▸ **Work item**
Your answer must be the full listing, reproduced word for word.

▸ **Source material**

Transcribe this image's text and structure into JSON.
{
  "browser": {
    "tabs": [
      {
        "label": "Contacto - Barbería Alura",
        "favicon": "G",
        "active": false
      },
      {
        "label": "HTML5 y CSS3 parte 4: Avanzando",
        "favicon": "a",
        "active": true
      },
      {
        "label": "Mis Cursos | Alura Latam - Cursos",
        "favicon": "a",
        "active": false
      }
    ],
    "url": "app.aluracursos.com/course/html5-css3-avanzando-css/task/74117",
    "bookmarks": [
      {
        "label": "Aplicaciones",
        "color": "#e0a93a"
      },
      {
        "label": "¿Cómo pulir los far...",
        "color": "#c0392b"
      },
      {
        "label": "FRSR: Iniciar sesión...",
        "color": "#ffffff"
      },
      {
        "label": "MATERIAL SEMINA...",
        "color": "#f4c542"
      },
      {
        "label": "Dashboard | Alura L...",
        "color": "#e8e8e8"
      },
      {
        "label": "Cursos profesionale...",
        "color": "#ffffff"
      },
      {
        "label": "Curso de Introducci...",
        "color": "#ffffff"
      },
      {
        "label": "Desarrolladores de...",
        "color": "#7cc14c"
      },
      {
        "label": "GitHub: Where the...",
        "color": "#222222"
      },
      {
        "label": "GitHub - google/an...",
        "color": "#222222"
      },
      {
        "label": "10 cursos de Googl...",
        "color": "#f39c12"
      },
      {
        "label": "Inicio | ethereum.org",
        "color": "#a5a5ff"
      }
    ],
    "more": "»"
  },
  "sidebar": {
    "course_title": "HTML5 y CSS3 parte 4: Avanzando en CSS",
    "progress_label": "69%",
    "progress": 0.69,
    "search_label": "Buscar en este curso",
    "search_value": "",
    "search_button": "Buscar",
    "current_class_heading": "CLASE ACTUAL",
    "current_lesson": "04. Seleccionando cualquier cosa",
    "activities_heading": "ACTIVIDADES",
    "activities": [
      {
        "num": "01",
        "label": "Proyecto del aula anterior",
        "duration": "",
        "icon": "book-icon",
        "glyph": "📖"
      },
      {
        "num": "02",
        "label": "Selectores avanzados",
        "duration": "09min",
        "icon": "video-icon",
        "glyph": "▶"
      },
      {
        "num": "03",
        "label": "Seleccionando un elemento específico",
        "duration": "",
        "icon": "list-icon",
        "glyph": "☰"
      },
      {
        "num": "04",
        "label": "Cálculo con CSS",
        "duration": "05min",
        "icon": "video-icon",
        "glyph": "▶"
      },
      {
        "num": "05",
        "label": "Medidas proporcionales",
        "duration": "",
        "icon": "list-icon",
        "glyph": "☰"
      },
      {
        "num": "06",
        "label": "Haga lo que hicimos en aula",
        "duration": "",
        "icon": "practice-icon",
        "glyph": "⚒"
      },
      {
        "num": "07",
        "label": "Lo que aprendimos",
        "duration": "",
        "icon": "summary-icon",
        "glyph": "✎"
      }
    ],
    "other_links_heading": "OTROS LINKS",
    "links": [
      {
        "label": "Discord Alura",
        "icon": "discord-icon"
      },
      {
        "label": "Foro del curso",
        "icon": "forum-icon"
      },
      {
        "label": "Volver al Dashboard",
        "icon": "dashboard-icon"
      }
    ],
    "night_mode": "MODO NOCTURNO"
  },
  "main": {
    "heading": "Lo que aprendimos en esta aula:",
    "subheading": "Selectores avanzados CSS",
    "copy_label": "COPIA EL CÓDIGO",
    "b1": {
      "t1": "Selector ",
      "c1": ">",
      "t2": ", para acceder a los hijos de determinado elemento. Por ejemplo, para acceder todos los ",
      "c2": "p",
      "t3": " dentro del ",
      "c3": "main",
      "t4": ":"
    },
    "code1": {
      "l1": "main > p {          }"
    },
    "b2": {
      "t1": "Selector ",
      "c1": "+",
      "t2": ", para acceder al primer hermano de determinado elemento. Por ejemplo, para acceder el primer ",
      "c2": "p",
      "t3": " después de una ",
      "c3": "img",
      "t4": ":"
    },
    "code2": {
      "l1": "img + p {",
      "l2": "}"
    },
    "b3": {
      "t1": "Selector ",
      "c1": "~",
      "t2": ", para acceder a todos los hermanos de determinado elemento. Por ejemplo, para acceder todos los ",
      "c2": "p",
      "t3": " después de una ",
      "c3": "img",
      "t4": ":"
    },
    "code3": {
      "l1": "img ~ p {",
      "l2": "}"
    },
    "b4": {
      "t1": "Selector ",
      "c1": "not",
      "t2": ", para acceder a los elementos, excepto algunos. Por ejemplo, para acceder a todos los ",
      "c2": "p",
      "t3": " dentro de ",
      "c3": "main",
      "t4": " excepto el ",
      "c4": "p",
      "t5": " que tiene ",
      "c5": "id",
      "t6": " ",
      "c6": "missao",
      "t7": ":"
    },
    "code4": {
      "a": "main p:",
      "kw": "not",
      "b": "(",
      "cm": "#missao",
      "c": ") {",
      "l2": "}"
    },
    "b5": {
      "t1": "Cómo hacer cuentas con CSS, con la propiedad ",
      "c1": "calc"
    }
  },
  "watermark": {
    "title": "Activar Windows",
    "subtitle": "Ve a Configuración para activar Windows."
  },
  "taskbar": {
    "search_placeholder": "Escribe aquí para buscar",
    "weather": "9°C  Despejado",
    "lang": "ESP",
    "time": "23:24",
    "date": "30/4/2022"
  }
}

▸ **Output for this exercise**
Transcribe this image's text and structure into JSON.
{
  "browser": {
    "tabs": [
      {
        "label": "Contacto - Barbería Alura",
        "favicon": "G",
        "active": false
      },
      {
        "label": "HTML5 y CSS3 parte 4: Avanzando",
        "favicon": "a",
        "active": true
      },
      {
        "label": "Mis Cursos | Alura Latam - Cursos",
        "favicon": "a",
        "active": false
      }
    ],
    "url": "app.aluracursos.com/course/html5-css3-avanzando-css/task/74117",
    "bookmarks": [
      {
        "label": "Aplicaciones",
        "color": "#e0a93a"
      },
      {
        "label": "¿Cómo pulir los far...",
        "color": "#c0392b"
      },
      {
        "label": "FRSR: Iniciar sesión...",
        "color": "#ffffff"
      },
      {
        "label": "MATERIAL SEMINA...",
        "color": "#f4c542"
      },
      {
        "label": "Dashboard | Alura L...",
        "color": "#e8e8e8"
      },
      {
        "label": "Cursos profesionale...",
        "color": "#ffffff"
      },
      {
        "label": "Curso de Introducci...",
        "color": "#ffffff"
      },
      {
        "label": "Desarrolladores de...",
        "color": "#7cc14c"
      },
      {
        "label": "GitHub: Where the...",
        "color": "#222222"
      },
      {
        "label": "GitHub - google/an...",
        "color": "#222222"
      },
      {
        "label": "10 cursos de Googl...",
        "color": "#f39c12"
      },
      {
        "label": "Inicio | ethereum.org",
        "color": "#a5a5ff"
      }
    ],
    "more": "»"
  },
  "sidebar": {
    "course_title": "HTML5 y CSS3 parte 4: Avanzando en CSS",
    "progress_label": "69%",
    "progress": 0.69,
    "search_label": "Buscar en este curso",
    "search_value": "",
    "search_button": "Buscar",
    "current_class_heading": "CLASE ACTUAL",
    "current_lesson": "04. Seleccionando cualquier cosa",
    "activities_heading": "ACTIVIDADES",
    "activities": [
      {
        "num": "01",
        "label": "Proyecto del aula anterior",
        "duration": "",
        "icon": "book-icon",
        "glyph": "📖"
      },
      {
        "num": "02",
        "label": "Selectores avanzados",
        "duration": "09min",
        "icon": "video-icon",
        "glyph": "▶"
      },
      {
        "num": "03",
        "label": "Seleccionando un elemento específico",
        "duration": "",
        "icon": "list-icon",
        "glyph": "☰"
      },
      {
        "num": "04",
        "label": "Cálculo con CSS",
        "duration": "05min",
        "icon": "video-icon",
        "glyph": "▶"
      },
      {
        "num": "05",
        "label": "Medidas proporcionales",
        "duration": "",
        "icon": "list-icon",
        "glyph": "☰"
      },
      {
        "num": "06",
        "label": "Haga lo que hicimos en aula",
        "duration": "",
        "icon": "practice-icon",
        "glyph": "⚒"
      },
      {
        "num": "07",
        "label": "Lo que aprendimos",
        "duration": "",
        "icon": "summary-icon",
        "glyph": "✎"
      }
    ],
    "other_links_heading": "OTROS LINKS",
    "links": [
      {
        "label": "Discord Alura",
        "icon": "discord-icon"
      },
      {
        "label": "Foro del curso",
        "icon": "forum-icon"
      },
      {
        "label": "Volver al Dashboard",
        "icon": "dashboard-icon"
      }
    ],
    "night_mode": "MODO NOCTURNO"
  },
  "main": {
    "heading": "Lo que aprendimos en esta aula:",
    "subheading": "Selectores avanzados CSS",
    "copy_label": "COPIA EL CÓDIGO",
    "b1": {
      "t1": "Selector ",
      "c1": ">",
      "t2": ", para acceder a los hijos de determinado elemento. Por ejemplo, para acceder todos los ",
      "c2": "p",
      "t3": " dentro del ",
      "c3": "main",
      "t4": ":"
    },
    "code1": {
      "l1": "main > p {          }"
    },
    "b2": {
      "t1": "Selector ",
      "c1": "+",
      "t2": ", para acceder al primer hermano de determinado elemento. Por ejemplo, para acceder el primer ",
      "c2": "p",
      "t3": " después de una ",
      "c3": "img",
      "t4": ":"
    },
    "code2": {
      "l1": "img + p {",
      "l2": "}"
    },
    "b3": {
      "t1": "Selector ",
      "c1": "~",
      "t2": ", para acceder a todos los hermanos de determinado elemento. Por ejemplo, para acceder todos los ",
      "c2": "p",
      "t3": " después de una ",
      "c3": "img",
      "t4": ":"
    },
    "code3": {
      "l1": "img ~ p {",
      "l2": "}"
    },
    "b4": {
      "t1": "Selector ",
      "c1": "not",
      "t2": ", para acceder a los elementos, excepto algunos. Por ejemplo, para acceder a todos los ",
      "c2": "p",
      "t3": " dentro de ",
      "c3": "main",
      "t4": " excepto el ",
      "c4": "p",
      "t5": " que tiene ",
      "c5": "id",
      "t6": " ",
      "c6": "missao",
      "t7": ":"
    },
    "code4": {
      "a": "main p:",
      "kw": "not",
      "b": "(",
      "cm": "#missao",
      "c": ") {",
      "l2": "}"
    },
    "b5": {
      "t1": "Cómo hacer cuentas con CSS, con la propiedad ",
      "c1": "calc"
    }
  },
  "watermark": {
    "title": "Activar Windows",
    "subtitle": "Ve a Configuración para activar Windows."
  },
  "taskbar": {
    "search_placeholder": "Escribe aquí para buscar",
    "weather": "9°C  Despejado",
    "lang": "ESP",
    "time": "23:24",
    "date": "30/4/2022"
  }
}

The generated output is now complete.